The retail trio has slashed inventories to maintain tighter cash control and expand narrow margins while building out online portals after years of resisting or underfunding their e-commerce spaces. For example, Dillard's inventory has fallen 22% since the second quarter, while the company has maintained tight discipline on other expenses, putting the beaten-down retailer on a stable trajectory to survive a second pandemic wave this winter.

There's little love for Macy's stock on Wall Street, despite the retailer's aggressive cost-cutting measures, with a highly bearish "Sell" rating based upon one "Hold" and four "Sell" recommendations.
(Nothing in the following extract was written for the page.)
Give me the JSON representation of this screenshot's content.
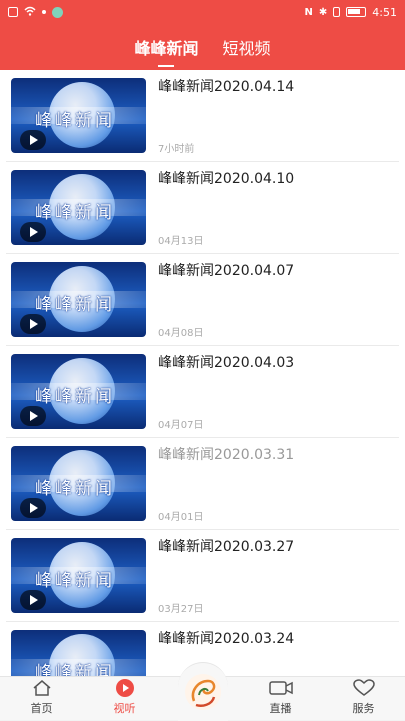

Notably, not one analyst recommends opening a new position at this time. Price targets currently range from a low of $4.00 to a Street-high $7.00, while the stock is set to open Thursday's session about $2 above the high target. There won't be much room for higher prices in this configuration.

Profit margin is one of the commonly used profitability ratios to gauge the degree to which a company or a business activity makes money. It represents what percentage of sales has turned into profits. Simply put, the percentage figure indicates how many cents of profit the business has generated for each dollar of sale.

Macy's Long-Term Chart (2007 – 2020)

Chart showing the share price performance of Macy's, Inc. (M)
TradingView.com

Macy's stock topped out in the mid-$40s in 2007 and plunged into the single digits during the 2008 economic collapse. The subsequent recovery wave completed a round trip into the prior high in 2013 and broke out, lifting to an all-time high in the mid-$70s in the third quarter of 2015. Reports about brick-and-mortar retailers losing market share to e-commerce then hit the financial headlines, triggering a steep decline that initially found support in the mid-teens in 2017.

A bounce into 2018 came up short, giving way to renewed selling pressure that broke the prior low in August 2019. The stock plunged during the first quarter's pandemic downdraft, dropping more than 75% and cutting through 2008 support before bottoming out at an all-time low just above $4.00. A bounce into June faded above $10, while price action into November has settled into a shallow uptick that is still trading below the second quarter peak.

The monthly stochastic oscillator has crossed into the first buy cycle since 2018, raising the odds for a long-term bottom. However, that isn't the same thing as a healthy uptrend, and the slow-motion uptick since April has made little progress. Even so, accumulation readings are testing 2020 highs, indicating that a large supply of bottom fishers and value players has entered new positions. Their patience could pay off after the pandemic runs its course.

A bottom fisher is an investor who looks for bargains among stocks whose prices have recently dropped dramatically. Bottom fishers are optimistic about choosing these low-priced stocks because they believe that a price drop is temporary or is an overreaction to recent bad news and that a recovery is soon to follow.

The Bottom Line

Macy's stock is scraping against the all-time low posted in April, but rising accumulation and positive long-term cycles predict higher prices in 2021.

Disclosure: The author held no positions in the aforementioned securities at the time of publication.